### Task prompt
Search the lines of the records for the word "JSON", and copy every line that has it.

### Data for review

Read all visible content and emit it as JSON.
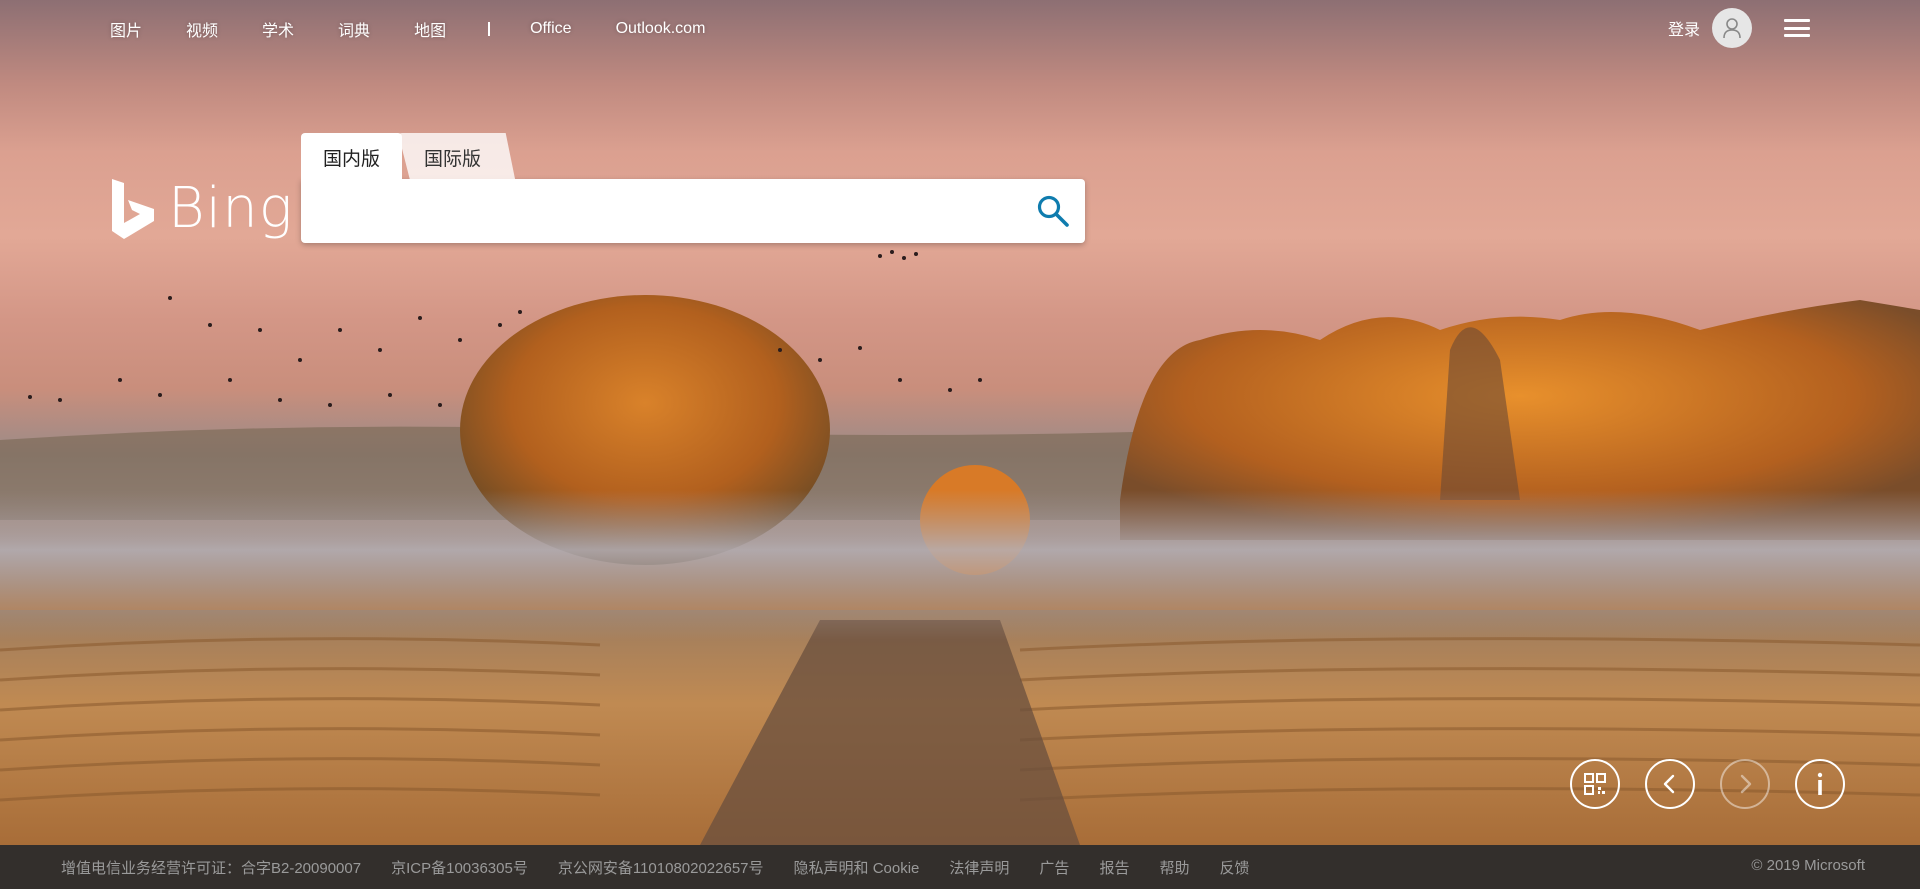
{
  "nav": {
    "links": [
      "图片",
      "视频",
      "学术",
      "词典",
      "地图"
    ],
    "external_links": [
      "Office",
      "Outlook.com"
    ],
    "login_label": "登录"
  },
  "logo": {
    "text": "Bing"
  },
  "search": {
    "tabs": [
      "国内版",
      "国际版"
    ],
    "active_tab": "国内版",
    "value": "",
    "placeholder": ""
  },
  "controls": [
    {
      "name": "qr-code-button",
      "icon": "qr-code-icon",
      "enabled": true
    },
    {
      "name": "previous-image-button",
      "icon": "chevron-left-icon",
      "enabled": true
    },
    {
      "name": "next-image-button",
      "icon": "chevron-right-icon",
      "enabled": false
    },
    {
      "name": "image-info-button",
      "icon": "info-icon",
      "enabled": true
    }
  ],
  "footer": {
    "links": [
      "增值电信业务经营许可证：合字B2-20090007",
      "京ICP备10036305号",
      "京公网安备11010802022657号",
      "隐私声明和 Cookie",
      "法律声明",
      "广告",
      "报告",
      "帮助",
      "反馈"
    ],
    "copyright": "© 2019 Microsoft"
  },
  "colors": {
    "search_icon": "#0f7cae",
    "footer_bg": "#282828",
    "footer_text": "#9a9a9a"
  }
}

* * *

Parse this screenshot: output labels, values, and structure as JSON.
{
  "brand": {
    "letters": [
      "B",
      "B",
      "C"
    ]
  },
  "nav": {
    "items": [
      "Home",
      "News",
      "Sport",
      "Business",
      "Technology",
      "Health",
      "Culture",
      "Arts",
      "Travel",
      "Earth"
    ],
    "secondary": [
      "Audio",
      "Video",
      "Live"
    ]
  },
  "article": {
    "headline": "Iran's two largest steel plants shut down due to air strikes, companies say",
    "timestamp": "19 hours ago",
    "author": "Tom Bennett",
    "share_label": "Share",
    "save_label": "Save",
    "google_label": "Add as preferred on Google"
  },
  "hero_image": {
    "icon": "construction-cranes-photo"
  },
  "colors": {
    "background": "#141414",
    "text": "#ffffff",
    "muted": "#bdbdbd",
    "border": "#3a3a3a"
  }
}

### Answer space
Read all visible content and emit it as JSON.
Parse this screenshot: output labels, values, and structure as JSON.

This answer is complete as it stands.